*** Opening of Supplied material ***

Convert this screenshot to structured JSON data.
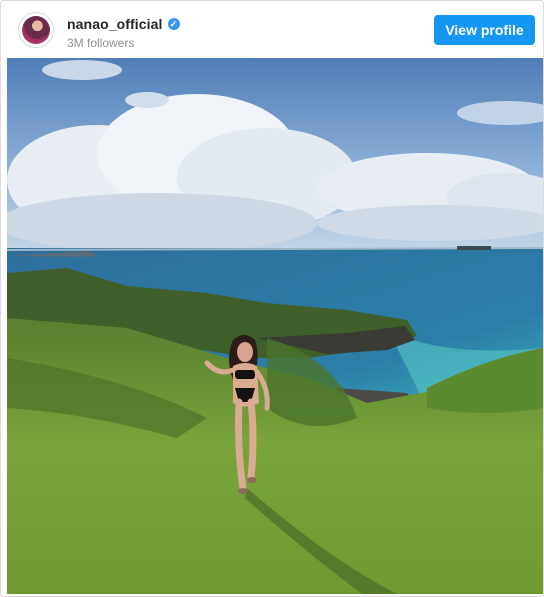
{
  "profile": {
    "username": "nanao_official",
    "followers": "3M followers",
    "verified_icon": "check",
    "view_profile_label": "View profile"
  },
  "colors": {
    "button": "#1497f2",
    "verified": "#3897f0",
    "sky": "#5f8fc7",
    "sea": "#2f7fa8",
    "grass": "#6f9b34"
  },
  "photo": {
    "icon": "photo-post"
  }
}
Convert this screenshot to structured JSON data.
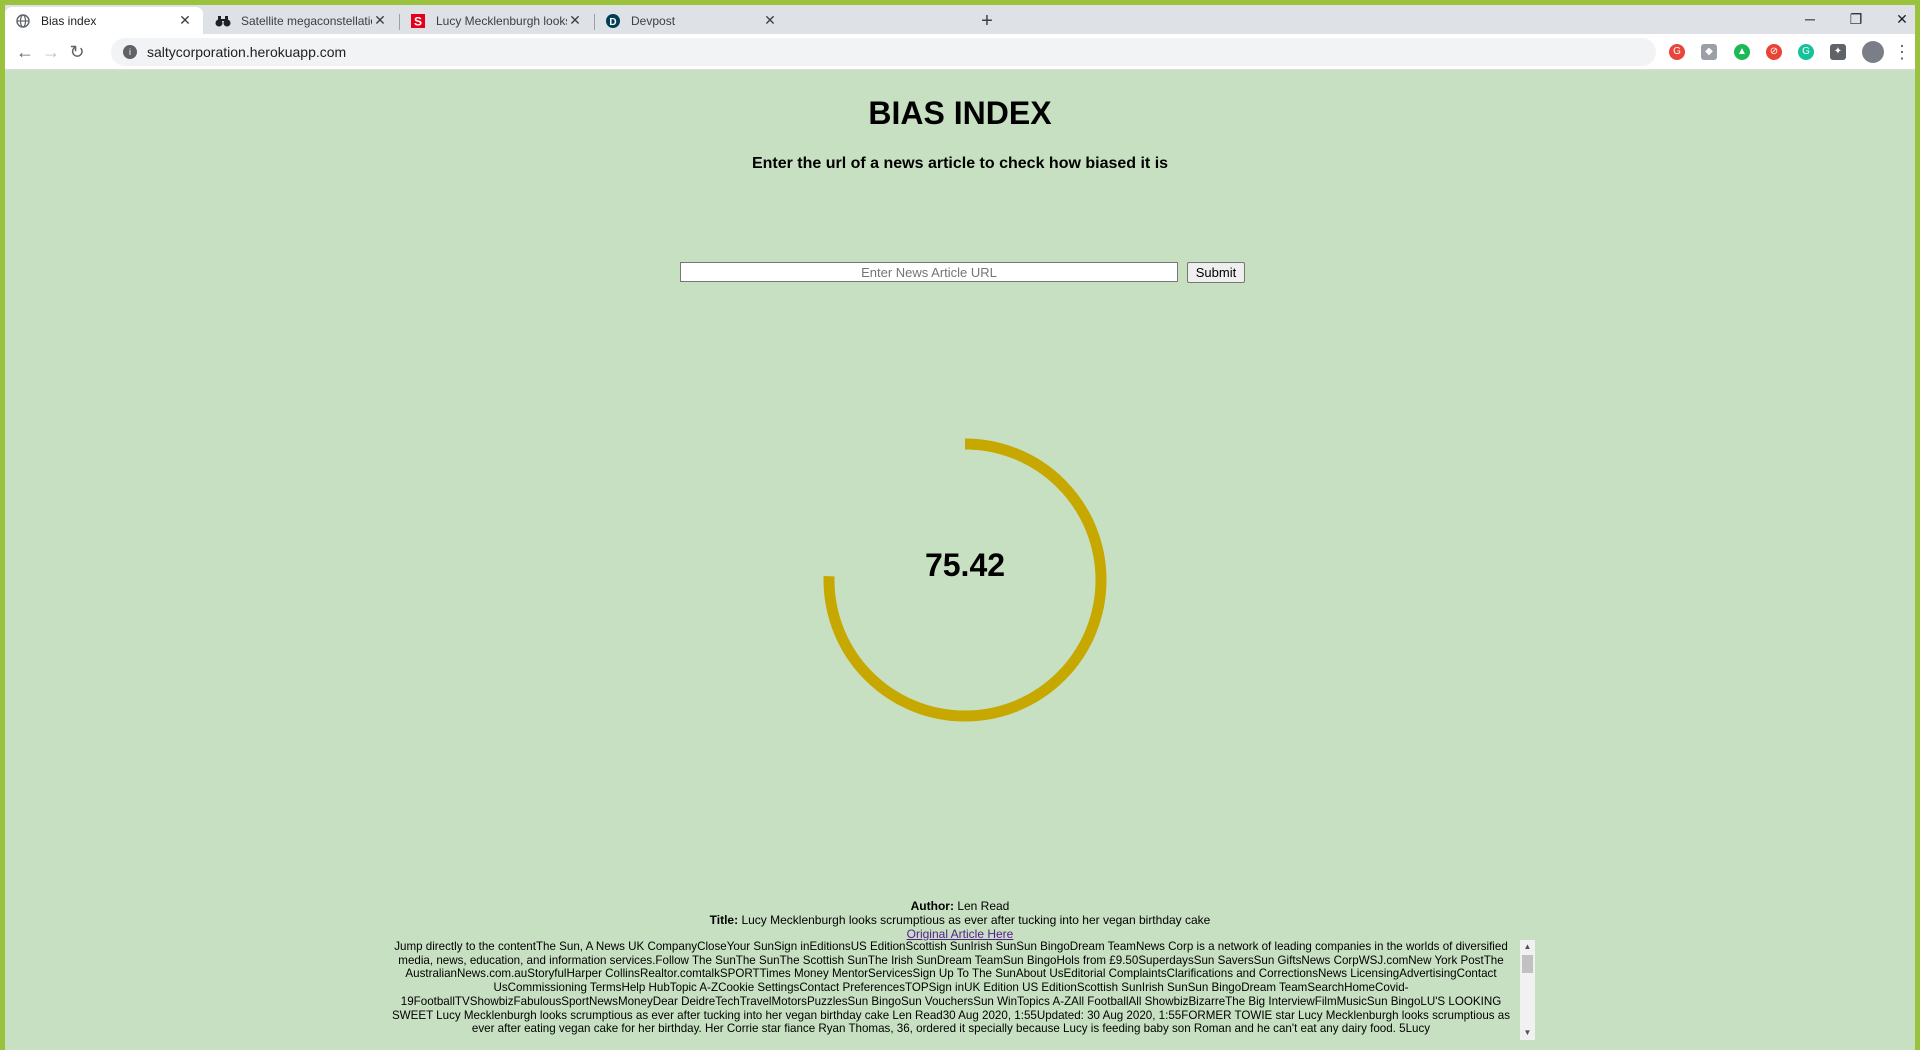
{
  "browser": {
    "tabs": [
      {
        "title": "Bias index",
        "favicon": "globe-icon",
        "active": true
      },
      {
        "title": "Satellite megaconstellations coul",
        "favicon": "binoculars-icon",
        "active": false
      },
      {
        "title": "Lucy Mecklenburgh looks scrump",
        "favicon": "sun-s-logo-icon",
        "active": false
      },
      {
        "title": "Devpost",
        "favicon": "devpost-d-icon",
        "active": false
      }
    ],
    "new_tab_label": "+",
    "address": "saltycorporation.herokuapp.com",
    "window_controls": {
      "minimize": "─",
      "restore": "❐",
      "close": "✕"
    },
    "nav": {
      "back": "←",
      "forward": "→",
      "reload": "↻",
      "menu": "⋮"
    }
  },
  "page": {
    "title": "BIAS INDEX",
    "subtitle": "Enter the url of a news article to check how biased it is",
    "url_input": {
      "placeholder": "Enter News Article URL",
      "value": ""
    },
    "submit_label": "Submit",
    "score": "75.42",
    "score_fraction": 0.7542,
    "gauge_color": "#c7a800",
    "author_label": "Author:",
    "author": "Len Read",
    "title_label": "Title:",
    "article_title": "Lucy Mecklenburgh looks scrumptious as ever after tucking into her vegan birthday cake",
    "original_link": "Original Article Here",
    "article_text": "Jump directly to the contentThe Sun, A News UK CompanyCloseYour SunSign inEditionsUS EditionScottish SunIrish SunSun BingoDream TeamNews Corp is a network of leading companies in the worlds of diversified media, news, education, and information services.Follow The SunThe SunThe Scottish SunThe Irish SunDream TeamSun BingoHols from £9.50SuperdaysSun SaversSun GiftsNews CorpWSJ.comNew York PostThe AustralianNews.com.auStoryfulHarper CollinsRealtor.comtalkSPORTTimes Money MentorServicesSign Up To The SunAbout UsEditorial ComplaintsClarifications and CorrectionsNews LicensingAdvertisingContact UsCommissioning TermsHelp HubTopic A-ZCookie SettingsContact PreferencesTOPSign inUK Edition US EditionScottish SunIrish SunSun BingoDream TeamSearchHomeCovid-19FootballTVShowbizFabulousSportNewsMoneyDear DeidreTechTravelMotorsPuzzlesSun BingoSun VouchersSun WinTopics A-ZAll FootballAll ShowbizBizarreThe Big InterviewFilmMusicSun BingoLU'S LOOKING SWEET Lucy Mecklenburgh looks scrumptious as ever after tucking into her vegan birthday cake Len Read30 Aug 2020, 1:55Updated: 30 Aug 2020, 1:55FORMER TOWIE star Lucy Mecklenburgh looks scrumptious as ever after eating vegan cake for her birthday. Her Corrie star fiance Ryan Thomas, 36, ordered it specially because Lucy is feeding baby son Roman and he can't eat any dairy food. 5Lucy"
  }
}
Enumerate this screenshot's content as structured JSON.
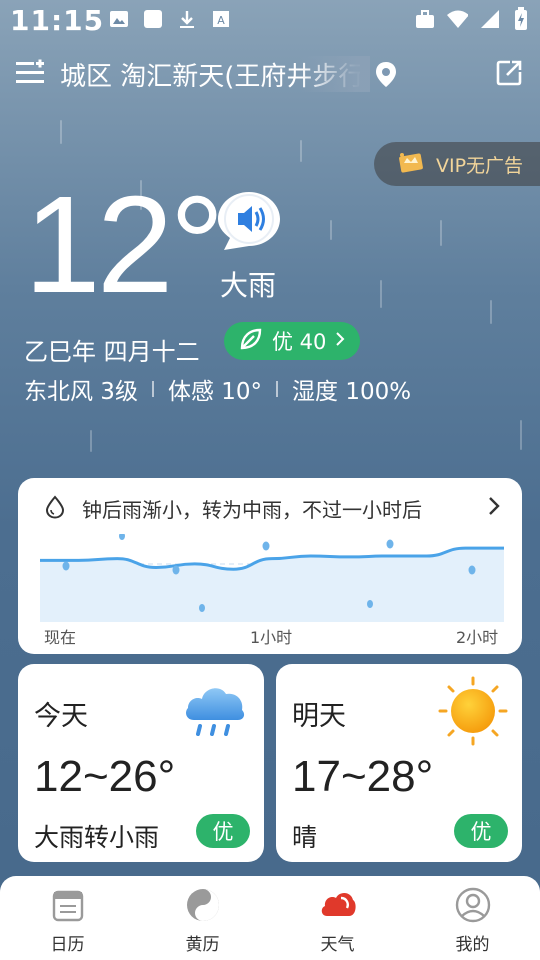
{
  "status_bar": {
    "time": "11:15",
    "left_icons": [
      "image-icon",
      "square-icon",
      "download-icon",
      "text-icon"
    ],
    "right_icons": [
      "briefcase-icon",
      "wifi-icon",
      "signal-icon",
      "battery-charging-icon"
    ]
  },
  "header": {
    "location": "城区 淘汇新天(王府井步行街)",
    "menu_icon": "menu-add-icon",
    "share_icon": "share-icon"
  },
  "vip": {
    "label": "VIP无广告"
  },
  "current": {
    "temperature": "12°",
    "condition": "大雨",
    "lunar_date": "乙巳年 四月十二",
    "aqi": "优 40",
    "wind": "东北风 3级",
    "feels_like": "体感 10°",
    "humidity": "湿度 100%"
  },
  "rain_forecast": {
    "message": "钟后雨渐小，转为中雨，不过一小时后",
    "labels": [
      "现在",
      "1小时",
      "2小时"
    ]
  },
  "chart_data": {
    "type": "area",
    "x": [
      0,
      10,
      20,
      30,
      40,
      50,
      60,
      70,
      80,
      90,
      100,
      110,
      120
    ],
    "series": [
      {
        "values": [
          0.7,
          0.7,
          0.72,
          0.62,
          0.66,
          0.6,
          0.72,
          0.75,
          0.74,
          0.75,
          0.75,
          0.84,
          0.84
        ]
      }
    ],
    "ylim": [
      0,
      1
    ]
  },
  "today": {
    "name": "今天",
    "range": "12~26°",
    "condition": "大雨转小雨",
    "aqi": "优"
  },
  "tomorrow": {
    "name": "明天",
    "range": "17~28°",
    "condition": "晴",
    "aqi": "优"
  },
  "nav": [
    {
      "label": "日历",
      "icon": "calendar-icon"
    },
    {
      "label": "黄历",
      "icon": "yin-yang-icon"
    },
    {
      "label": "天气",
      "icon": "weather-icon",
      "active": true
    },
    {
      "label": "我的",
      "icon": "profile-icon"
    }
  ],
  "colors": {
    "accent_green": "#2db36b",
    "active_red": "#e0392b",
    "rain_blue": "#4aa3e8"
  }
}
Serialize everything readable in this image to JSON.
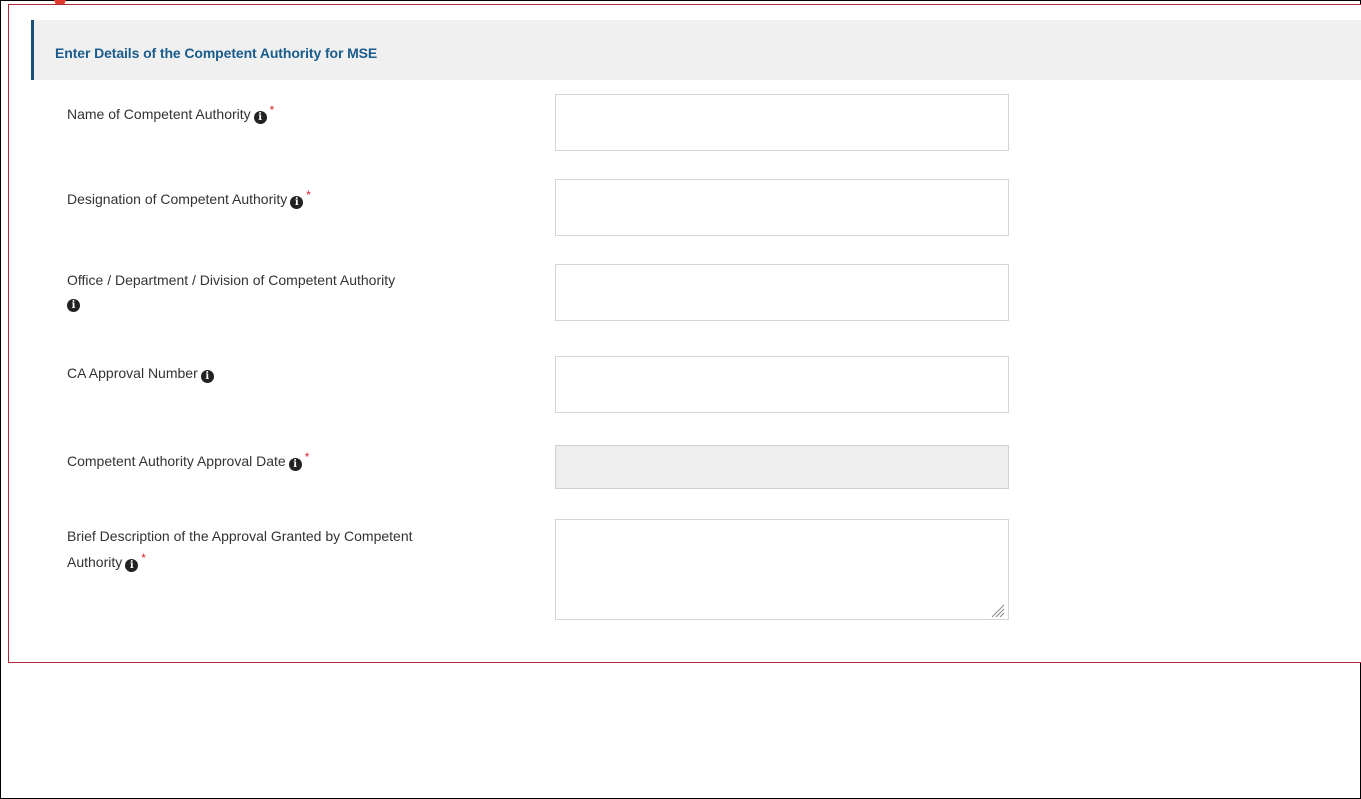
{
  "section": {
    "title": "Enter Details of the Competent Authority for MSE"
  },
  "fields": [
    {
      "label": "Name of Competent Authority",
      "required": true,
      "value": "",
      "type": "text"
    },
    {
      "label": "Designation of Competent Authority",
      "required": true,
      "value": "",
      "type": "text"
    },
    {
      "label": "Office / Department / Division of Competent Authority",
      "required": false,
      "value": "",
      "type": "text"
    },
    {
      "label": "CA Approval Number",
      "required": false,
      "value": "",
      "type": "text"
    },
    {
      "label": "Competent Authority Approval Date",
      "required": true,
      "value": "",
      "type": "date",
      "disabled": true
    },
    {
      "label": "Brief Description of the Approval Granted by Competent Authority",
      "required": true,
      "value": "",
      "type": "textarea"
    }
  ],
  "icons": {
    "info": "info-icon",
    "required_mark": "*"
  },
  "colors": {
    "title": "#1a5c8c",
    "header_accent": "#1a4e7a",
    "panel_border": "#b22a3a",
    "required": "#d9232d",
    "annotation_arrow": "#e03a2a"
  }
}
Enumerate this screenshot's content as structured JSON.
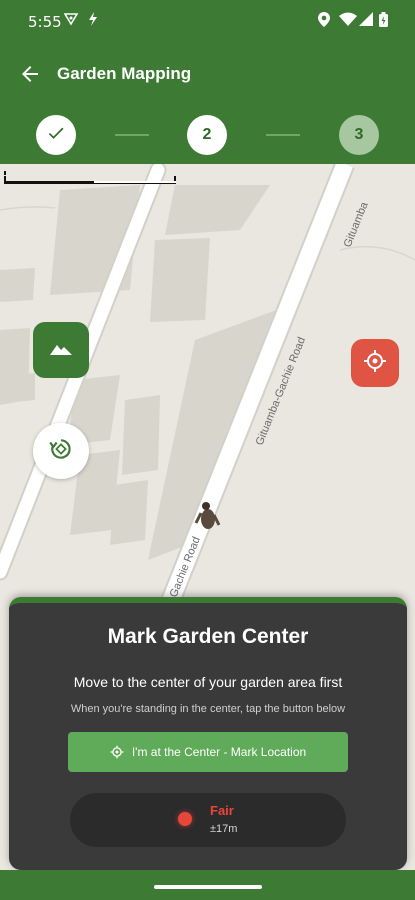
{
  "status_bar": {
    "time": "5:55",
    "icons": [
      "vpn-key-icon",
      "flash-icon",
      "location-icon",
      "wifi-icon",
      "signal-icon",
      "battery-icon"
    ]
  },
  "app_bar": {
    "title": "Garden Mapping",
    "back_icon": "arrow-back-icon"
  },
  "stepper": {
    "steps": [
      {
        "label": "",
        "state": "completed",
        "icon": "check-icon"
      },
      {
        "label": "2",
        "state": "active"
      },
      {
        "label": "3",
        "state": "pending"
      }
    ]
  },
  "map": {
    "roads": [
      "Gituamba",
      "Gituamba-Gachie Road",
      "Gachie Road"
    ],
    "buttons": [
      "layers-icon",
      "rotate-icon",
      "my-location-icon"
    ]
  },
  "sheet": {
    "title": "Mark Garden Center",
    "subtitle": "Move to the center of your garden area first",
    "hint": "When you're standing in the center, tap the button below",
    "mark_button_label": "I'm at the Center - Mark Location",
    "accuracy_level": "Fair",
    "accuracy_range": "±17m"
  },
  "colors": {
    "brand_green": "#3d7a33",
    "button_green": "#5fab5a",
    "alert_red": "#e05444",
    "sheet_bg": "#3a3a3a"
  }
}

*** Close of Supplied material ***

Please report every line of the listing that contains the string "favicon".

* [Answer to the problem]:
        "favicon": "globe-icon",
        "favicon": "binoculars-icon",
        "favicon": "sun-s-logo-icon",
        "favicon": "devpost-d-icon",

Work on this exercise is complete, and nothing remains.